QR Code contains TinyURL of this article.macOS Security Essentials

Stylised rendering of a lion

On any computer, there are two things we need to monitor and regulate in order maintain basic security:

  • Network Access
  • File-system Access

Network Access

We want to know what external resources our apps are connecting to when they “phone home.” We need to be able to prevent or allow such connections at our discretion. We should also be able to prohibit an application from accepting incoming connections.

In short, we don’t want any of our applications passing information out without our approval, and we certainly don’t want our applications receiving instructions from a hostile Internet.

Little Snitch dialogue

Little Snitch, from Objective Development Software GmbH, has been around for a long time now. A cornerstone of the Mac security ecosystem, we have trusted network monitoring to Little Snitch for over a decade and with good reason, it’s reliable, stable and does exactly what it says on the tin.

“Whenever an application attempts to connect to a server on the Internet, Little Snitch shows a connection alert, allowing you to decide whether to allow or deny the connection. Your decision gets stored as a rule which Little Snitch will automatically apply to future, similar connection attempts from the same application.”

File Access

Out of the box, macOS gives us almost zero visibility of the file access operations on our computers. Sure, we can choose where to write and what to name the files we create and we can browse the file-system to locate a file to open. But what about the countless file transactions that our operating system and applications perform behind the scenes? What about that piece of malware we just unknowingly downloaded, the one that’s silently encrypting our precious files while we look at cat pictures on the Internet?

Little Flocker dialogue

Little Flocker is a recent addition to the macOS security arsenal. It’s author is Jonathan Ździarski, a well-known security expert (particularly in regards to iOS). Little Flocker, in Ździarski’s own words, is “like a firewall for your file system: It allows you to control access to your personal files and prevent unauthorized access by potentially malicious or snooping applications.”
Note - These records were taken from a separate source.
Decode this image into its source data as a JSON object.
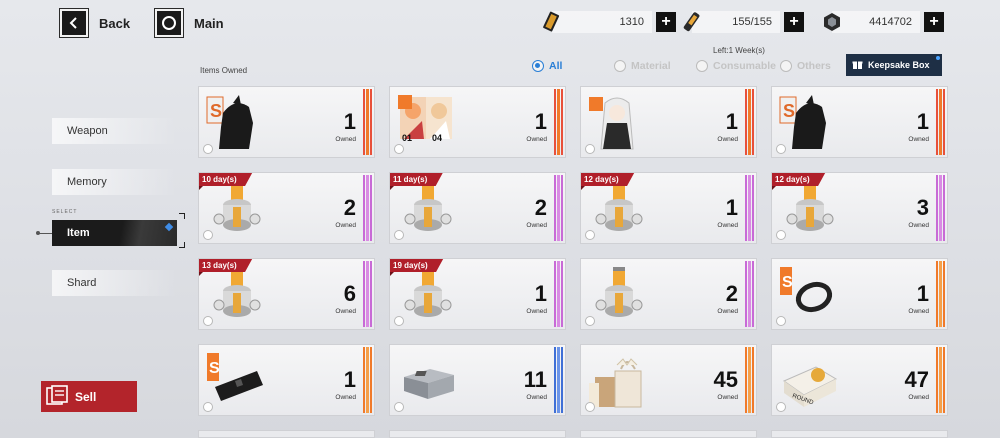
{
  "topbar": {
    "back_label": "Back",
    "main_label": "Main",
    "resources": [
      {
        "icon": "ticket-icon",
        "value": "1310"
      },
      {
        "icon": "stamina-icon",
        "value": "155/155"
      },
      {
        "icon": "coin-icon",
        "value": "4414702"
      }
    ]
  },
  "sidebar": {
    "select_tag": "SELECT",
    "items": [
      {
        "label": "Weapon",
        "active": false
      },
      {
        "label": "Memory",
        "active": false
      },
      {
        "label": "Item",
        "active": true
      },
      {
        "label": "Shard",
        "active": false
      }
    ],
    "sell_label": "Sell"
  },
  "filters": {
    "items_owned_label": "Items Owned",
    "left_week": "Left:1 Week(s)",
    "options": [
      {
        "label": "All",
        "selected": true
      },
      {
        "label": "Material",
        "selected": false
      },
      {
        "label": "Consumable",
        "selected": false
      },
      {
        "label": "Others",
        "selected": false
      }
    ],
    "keepsake_label": "Keepsake Box"
  },
  "colors": {
    "accent_blue": "#2a7fd6",
    "sell_red": "#b3242b",
    "rarity_orange": "#f07a2a",
    "rarity_red": "#e8503a",
    "rarity_purple": "#c86ad6",
    "rarity_blue": "#3f6fd6"
  },
  "owned_label": "Owned",
  "cards": [
    {
      "count": "1",
      "rarity": "red",
      "thumb": "weapon-silhouette-icon",
      "expiry": ""
    },
    {
      "count": "1",
      "rarity": "red",
      "thumb": "character-cards-icon",
      "expiry": "",
      "tags": [
        "01",
        "04"
      ]
    },
    {
      "count": "1",
      "rarity": "red",
      "thumb": "character-portrait-icon",
      "expiry": ""
    },
    {
      "count": "1",
      "rarity": "red",
      "thumb": "weapon-silhouette-icon",
      "expiry": ""
    },
    {
      "count": "2",
      "rarity": "purple",
      "thumb": "capsule-icon",
      "expiry": "10 day(s)"
    },
    {
      "count": "2",
      "rarity": "purple",
      "thumb": "capsule-icon",
      "expiry": "11 day(s)"
    },
    {
      "count": "1",
      "rarity": "purple",
      "thumb": "capsule-icon",
      "expiry": "12 day(s)"
    },
    {
      "count": "3",
      "rarity": "purple",
      "thumb": "capsule-icon",
      "expiry": "12 day(s)"
    },
    {
      "count": "6",
      "rarity": "purple",
      "thumb": "capsule-icon",
      "expiry": "13 day(s)"
    },
    {
      "count": "1",
      "rarity": "purple",
      "thumb": "capsule-icon",
      "expiry": "19 day(s)"
    },
    {
      "count": "2",
      "rarity": "purple",
      "thumb": "capsule-icon",
      "expiry": ""
    },
    {
      "count": "1",
      "rarity": "orange",
      "thumb": "ring-icon",
      "expiry": ""
    },
    {
      "count": "1",
      "rarity": "orange",
      "thumb": "black-case-icon",
      "expiry": ""
    },
    {
      "count": "11",
      "rarity": "blue",
      "thumb": "metal-case-icon",
      "expiry": ""
    },
    {
      "count": "45",
      "rarity": "orange",
      "thumb": "gift-bags-icon",
      "expiry": ""
    },
    {
      "count": "47",
      "rarity": "orange",
      "thumb": "gift-box-icon",
      "expiry": ""
    }
  ]
}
“Little Flocker protects your files by integrating with the operating system on a low (kernel) level, and has capabilities higher than root, making it effective against a number of types of root kits and malware.”

In addition to network and file-system activity, there are a couple of other attack vectors we should monitor carefully:

Persistent Application Installations

Malware works best when it installs itself in a manner that allows it to be persistent (that is: it will re-spawn if terminated, and will run automatically upon a restart or cold boot). After all, what is the use of a rogue program if it only runs once?

Therefore, it behoves us to monitor those locations where persistent applications get a foothold, for example: the LaunchAgents and LaunchDaemons folders.

Block Block dialogue

Patrick Wardle’s BlockBlock does just that.

“Once installed, BlockBlock will begin running and will be automatically started any time you restart your computer, thus providing continual protection. If anything installs a persistent piece of software, BlockBlock will display an informative alert.”

“If you do not trust the process or persisted component, simply click the ‘Block’ button to remove, or block, the installed component. Of course, if the process and component are legitimate (e.g. trusted OS or 3rd-party software), clicking ‘Allow’ will instruct BlockBlock to take no action. Click the ‘remember’ checkbox to tell BlockBlock to automatically re-perform the same action (block or allow) for the same event, until the next reboot.”

Webcam and Microphone Access

Laptop computers have had integrated webcams and microphones for years now. These are fantastic peripherals to have available and make it possible for us to FaceTime or Skype our friends and family, amongst other things.

But, think about it, they also mean we have potentially bugged our own homes and offices. If a bad actor can surreptitiously turn on the microphone or camera, then she has unrestricted access to just about everything we say or do. That’s a scary thought.

Our webcams generally have interlocked LED indicators that tell us when the camera is active,1 but our microphones have nothing.

OverSight microphone active notification

Once again it is Patrick Wardle who comes to our rescue, with his free-of-charge OverSight application. OverSight monitors microphone and camera usage and produces actionable notifications of the their activity, allowing us to allow or block the process that is using them.

Uniquely, Oversight is clever enough to recognise when a rogue process hijacks a legitimate camera stream (for example, when the NSA records your video chat with your mother).

There’s No Magic Bullet

While this collection of software can assist us in protecting our Macs from attack, we have to remember that the landscape of computer and network security is multi-faceted and complex. No single package or process can guarantee the integrity of our machines. We must remain ever vigilant and cautious, along with exercising good opsec procedures. Never blindly trust security software, the bad guys know about them too and they work around the clock to bypass them.

  1. iSeeYou: Disabling the MacBook Webcam Indicator LED↩︎